• [What you need to do] Every line of the material below should be retyped exactly.
------ Information given
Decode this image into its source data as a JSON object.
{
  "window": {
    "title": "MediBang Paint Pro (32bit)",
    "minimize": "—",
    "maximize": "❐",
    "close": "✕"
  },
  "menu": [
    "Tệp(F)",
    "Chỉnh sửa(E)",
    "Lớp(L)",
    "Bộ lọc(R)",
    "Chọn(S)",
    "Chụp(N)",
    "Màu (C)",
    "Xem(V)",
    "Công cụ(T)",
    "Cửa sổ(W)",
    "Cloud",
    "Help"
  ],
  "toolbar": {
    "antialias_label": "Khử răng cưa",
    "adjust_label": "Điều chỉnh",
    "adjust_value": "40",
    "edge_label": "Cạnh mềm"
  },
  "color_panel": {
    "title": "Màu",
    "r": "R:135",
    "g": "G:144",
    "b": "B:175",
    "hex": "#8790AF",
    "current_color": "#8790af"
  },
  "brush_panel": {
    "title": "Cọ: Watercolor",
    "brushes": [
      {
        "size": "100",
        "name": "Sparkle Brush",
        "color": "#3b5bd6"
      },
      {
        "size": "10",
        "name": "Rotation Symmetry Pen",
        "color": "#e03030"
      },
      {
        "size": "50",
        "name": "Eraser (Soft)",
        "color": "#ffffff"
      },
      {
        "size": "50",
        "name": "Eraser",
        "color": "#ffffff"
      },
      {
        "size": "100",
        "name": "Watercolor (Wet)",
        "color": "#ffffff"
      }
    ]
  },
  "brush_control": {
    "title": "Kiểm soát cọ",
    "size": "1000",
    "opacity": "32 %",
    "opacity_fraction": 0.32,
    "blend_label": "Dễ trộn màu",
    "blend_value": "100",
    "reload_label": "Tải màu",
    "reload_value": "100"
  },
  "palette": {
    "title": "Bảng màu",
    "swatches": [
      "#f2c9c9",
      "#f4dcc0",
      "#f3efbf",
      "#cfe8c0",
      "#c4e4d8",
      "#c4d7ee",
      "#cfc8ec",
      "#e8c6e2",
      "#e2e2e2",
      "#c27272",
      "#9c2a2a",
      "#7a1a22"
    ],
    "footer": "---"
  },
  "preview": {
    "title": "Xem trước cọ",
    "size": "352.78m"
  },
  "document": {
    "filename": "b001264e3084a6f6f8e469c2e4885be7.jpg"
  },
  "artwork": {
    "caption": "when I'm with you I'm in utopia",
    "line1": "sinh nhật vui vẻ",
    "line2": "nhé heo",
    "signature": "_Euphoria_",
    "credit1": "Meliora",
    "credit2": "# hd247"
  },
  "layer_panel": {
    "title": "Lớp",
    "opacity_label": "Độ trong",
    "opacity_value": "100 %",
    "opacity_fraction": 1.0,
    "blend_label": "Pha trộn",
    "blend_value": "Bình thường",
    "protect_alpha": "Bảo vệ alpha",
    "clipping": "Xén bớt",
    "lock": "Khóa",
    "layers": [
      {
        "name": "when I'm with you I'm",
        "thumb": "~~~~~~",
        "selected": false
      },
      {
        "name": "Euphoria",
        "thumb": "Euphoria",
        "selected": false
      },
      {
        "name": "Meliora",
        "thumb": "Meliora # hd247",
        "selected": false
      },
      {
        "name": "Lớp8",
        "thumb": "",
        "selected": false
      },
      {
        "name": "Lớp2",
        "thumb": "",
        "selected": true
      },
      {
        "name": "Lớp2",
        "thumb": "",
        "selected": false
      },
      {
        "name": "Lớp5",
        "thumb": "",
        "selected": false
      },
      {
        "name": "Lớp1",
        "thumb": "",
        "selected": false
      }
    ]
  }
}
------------
• [Response]
Decode this image into its source data as a JSON object.
{
  "window": {
    "title": "MediBang Paint Pro (32bit)",
    "minimize": "—",
    "maximize": "❐",
    "close": "✕"
  },
  "menu": [
    "Tệp(F)",
    "Chỉnh sửa(E)",
    "Lớp(L)",
    "Bộ lọc(R)",
    "Chọn(S)",
    "Chụp(N)",
    "Màu (C)",
    "Xem(V)",
    "Công cụ(T)",
    "Cửa sổ(W)",
    "Cloud",
    "Help"
  ],
  "toolbar": {
    "antialias_label": "Khử răng cưa",
    "adjust_label": "Điều chỉnh",
    "adjust_value": "40",
    "edge_label": "Cạnh mềm"
  },
  "color_panel": {
    "title": "Màu",
    "r": "R:135",
    "g": "G:144",
    "b": "B:175",
    "hex": "#8790AF",
    "current_color": "#8790af"
  },
  "brush_panel": {
    "title": "Cọ: Watercolor",
    "brushes": [
      {
        "size": "100",
        "name": "Sparkle Brush",
        "color": "#3b5bd6"
      },
      {
        "size": "10",
        "name": "Rotation Symmetry Pen",
        "color": "#e03030"
      },
      {
        "size": "50",
        "name": "Eraser (Soft)",
        "color": "#ffffff"
      },
      {
        "size": "50",
        "name": "Eraser",
        "color": "#ffffff"
      },
      {
        "size": "100",
        "name": "Watercolor (Wet)",
        "color": "#ffffff"
      }
    ]
  },
  "brush_control": {
    "title": "Kiểm soát cọ",
    "size": "1000",
    "opacity": "32 %",
    "opacity_fraction": 0.32,
    "blend_label": "Dễ trộn màu",
    "blend_value": "100",
    "reload_label": "Tải màu",
    "reload_value": "100"
  },
  "palette": {
    "title": "Bảng màu",
    "swatches": [
      "#f2c9c9",
      "#f4dcc0",
      "#f3efbf",
      "#cfe8c0",
      "#c4e4d8",
      "#c4d7ee",
      "#cfc8ec",
      "#e8c6e2",
      "#e2e2e2",
      "#c27272",
      "#9c2a2a",
      "#7a1a22"
    ],
    "footer": "---"
  },
  "preview": {
    "title": "Xem trước cọ",
    "size": "352.78m"
  },
  "document": {
    "filename": "b001264e3084a6f6f8e469c2e4885be7.jpg"
  },
  "artwork": {
    "caption": "when I'm with you I'm in utopia",
    "line1": "sinh nhật vui vẻ",
    "line2": "nhé heo",
    "signature": "_Euphoria_",
    "credit1": "Meliora",
    "credit2": "# hd247"
  },
  "layer_panel": {
    "title": "Lớp",
    "opacity_label": "Độ trong",
    "opacity_value": "100 %",
    "opacity_fraction": 1.0,
    "blend_label": "Pha trộn",
    "blend_value": "Bình thường",
    "protect_alpha": "Bảo vệ alpha",
    "clipping": "Xén bớt",
    "lock": "Khóa",
    "layers": [
      {
        "name": "when I'm with you I'm",
        "thumb": "~~~~~~",
        "selected": false
      },
      {
        "name": "Euphoria",
        "thumb": "Euphoria",
        "selected": false
      },
      {
        "name": "Meliora",
        "thumb": "Meliora # hd247",
        "selected": false
      },
      {
        "name": "Lớp8",
        "thumb": "",
        "selected": false
      },
      {
        "name": "Lớp2",
        "thumb": "",
        "selected": true
      },
      {
        "name": "Lớp2",
        "thumb": "",
        "selected": false
      },
      {
        "name": "Lớp5",
        "thumb": "",
        "selected": false
      },
      {
        "name": "Lớp1",
        "thumb": "",
        "selected": false
      }
    ]
  }
}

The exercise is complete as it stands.